(DATA FOR THIS EXERCISE begins)

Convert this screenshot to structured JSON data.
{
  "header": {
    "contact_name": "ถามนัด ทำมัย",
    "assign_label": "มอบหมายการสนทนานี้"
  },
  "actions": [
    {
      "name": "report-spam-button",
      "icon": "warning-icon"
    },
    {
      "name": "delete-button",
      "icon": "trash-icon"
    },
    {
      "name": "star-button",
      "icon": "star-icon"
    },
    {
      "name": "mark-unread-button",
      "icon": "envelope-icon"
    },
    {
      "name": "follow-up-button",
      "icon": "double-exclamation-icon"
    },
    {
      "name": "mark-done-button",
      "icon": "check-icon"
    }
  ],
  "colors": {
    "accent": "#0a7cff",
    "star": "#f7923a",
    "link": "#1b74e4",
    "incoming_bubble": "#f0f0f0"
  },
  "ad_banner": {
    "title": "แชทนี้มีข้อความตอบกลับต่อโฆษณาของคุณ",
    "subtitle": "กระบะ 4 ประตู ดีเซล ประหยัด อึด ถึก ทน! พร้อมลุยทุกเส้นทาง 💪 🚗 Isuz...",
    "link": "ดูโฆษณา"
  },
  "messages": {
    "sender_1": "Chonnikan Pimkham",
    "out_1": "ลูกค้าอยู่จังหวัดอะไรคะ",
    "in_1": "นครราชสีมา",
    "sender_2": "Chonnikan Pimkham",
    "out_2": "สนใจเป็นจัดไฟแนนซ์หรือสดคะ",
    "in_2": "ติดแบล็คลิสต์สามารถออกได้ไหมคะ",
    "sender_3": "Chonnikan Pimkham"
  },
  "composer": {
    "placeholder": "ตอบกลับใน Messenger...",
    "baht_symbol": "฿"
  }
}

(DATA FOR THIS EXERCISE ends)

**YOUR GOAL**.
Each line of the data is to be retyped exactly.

**RESPONSE TO THIS EXERCISE**.
Convert this screenshot to structured JSON data.
{
  "header": {
    "contact_name": "ถามนัด ทำมัย",
    "assign_label": "มอบหมายการสนทนานี้"
  },
  "actions": [
    {
      "name": "report-spam-button",
      "icon": "warning-icon"
    },
    {
      "name": "delete-button",
      "icon": "trash-icon"
    },
    {
      "name": "star-button",
      "icon": "star-icon"
    },
    {
      "name": "mark-unread-button",
      "icon": "envelope-icon"
    },
    {
      "name": "follow-up-button",
      "icon": "double-exclamation-icon"
    },
    {
      "name": "mark-done-button",
      "icon": "check-icon"
    }
  ],
  "colors": {
    "accent": "#0a7cff",
    "star": "#f7923a",
    "link": "#1b74e4",
    "incoming_bubble": "#f0f0f0"
  },
  "ad_banner": {
    "title": "แชทนี้มีข้อความตอบกลับต่อโฆษณาของคุณ",
    "subtitle": "กระบะ 4 ประตู ดีเซล ประหยัด อึด ถึก ทน! พร้อมลุยทุกเส้นทาง 💪 🚗 Isuz...",
    "link": "ดูโฆษณา"
  },
  "messages": {
    "sender_1": "Chonnikan Pimkham",
    "out_1": "ลูกค้าอยู่จังหวัดอะไรคะ",
    "in_1": "นครราชสีมา",
    "sender_2": "Chonnikan Pimkham",
    "out_2": "สนใจเป็นจัดไฟแนนซ์หรือสดคะ",
    "in_2": "ติดแบล็คลิสต์สามารถออกได้ไหมคะ",
    "sender_3": "Chonnikan Pimkham"
  },
  "composer": {
    "placeholder": "ตอบกลับใน Messenger...",
    "baht_symbol": "฿"
  }
}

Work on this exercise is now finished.